INSTRUCTIONS TO FOLLOW:
Within the records below, how many lines contain "label"? The answer is that number alone.

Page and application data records
----------

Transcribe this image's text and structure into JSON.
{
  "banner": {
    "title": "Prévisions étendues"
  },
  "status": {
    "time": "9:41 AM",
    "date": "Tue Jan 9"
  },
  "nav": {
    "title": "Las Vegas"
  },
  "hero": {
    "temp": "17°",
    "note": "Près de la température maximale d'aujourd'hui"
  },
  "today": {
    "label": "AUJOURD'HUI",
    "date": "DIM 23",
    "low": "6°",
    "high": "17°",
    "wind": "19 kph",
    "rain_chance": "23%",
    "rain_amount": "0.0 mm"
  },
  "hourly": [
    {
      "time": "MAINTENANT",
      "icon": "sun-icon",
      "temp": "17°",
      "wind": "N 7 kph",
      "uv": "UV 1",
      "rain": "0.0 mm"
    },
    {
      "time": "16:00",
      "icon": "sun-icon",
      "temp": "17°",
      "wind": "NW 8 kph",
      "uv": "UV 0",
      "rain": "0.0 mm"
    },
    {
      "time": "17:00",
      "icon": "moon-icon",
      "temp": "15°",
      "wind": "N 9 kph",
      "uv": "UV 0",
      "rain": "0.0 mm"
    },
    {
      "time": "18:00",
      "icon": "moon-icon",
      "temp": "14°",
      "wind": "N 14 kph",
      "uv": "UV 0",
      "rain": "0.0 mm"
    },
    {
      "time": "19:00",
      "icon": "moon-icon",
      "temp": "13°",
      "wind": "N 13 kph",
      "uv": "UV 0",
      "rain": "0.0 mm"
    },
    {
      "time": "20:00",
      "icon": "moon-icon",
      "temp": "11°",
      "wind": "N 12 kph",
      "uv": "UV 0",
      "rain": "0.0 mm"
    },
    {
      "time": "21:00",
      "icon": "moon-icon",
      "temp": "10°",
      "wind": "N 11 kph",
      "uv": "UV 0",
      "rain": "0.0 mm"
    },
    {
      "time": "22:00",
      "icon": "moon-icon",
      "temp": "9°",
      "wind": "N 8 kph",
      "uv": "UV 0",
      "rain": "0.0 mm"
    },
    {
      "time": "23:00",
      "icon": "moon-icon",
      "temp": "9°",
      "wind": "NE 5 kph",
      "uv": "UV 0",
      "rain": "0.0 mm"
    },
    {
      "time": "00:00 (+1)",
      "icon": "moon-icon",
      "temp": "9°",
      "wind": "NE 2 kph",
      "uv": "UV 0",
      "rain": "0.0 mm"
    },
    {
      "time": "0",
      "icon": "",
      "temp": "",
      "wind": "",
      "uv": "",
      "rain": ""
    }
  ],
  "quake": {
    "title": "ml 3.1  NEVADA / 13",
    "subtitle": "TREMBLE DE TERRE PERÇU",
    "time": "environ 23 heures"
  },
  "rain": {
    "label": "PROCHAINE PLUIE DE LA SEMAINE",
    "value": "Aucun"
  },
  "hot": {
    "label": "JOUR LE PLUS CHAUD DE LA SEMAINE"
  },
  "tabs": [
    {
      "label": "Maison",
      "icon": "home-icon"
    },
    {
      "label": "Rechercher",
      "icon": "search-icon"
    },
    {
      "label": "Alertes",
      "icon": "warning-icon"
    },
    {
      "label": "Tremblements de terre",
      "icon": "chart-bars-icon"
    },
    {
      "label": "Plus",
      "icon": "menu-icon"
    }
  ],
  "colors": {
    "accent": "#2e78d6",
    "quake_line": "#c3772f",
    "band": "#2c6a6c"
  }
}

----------

RESPONSE AREA:
8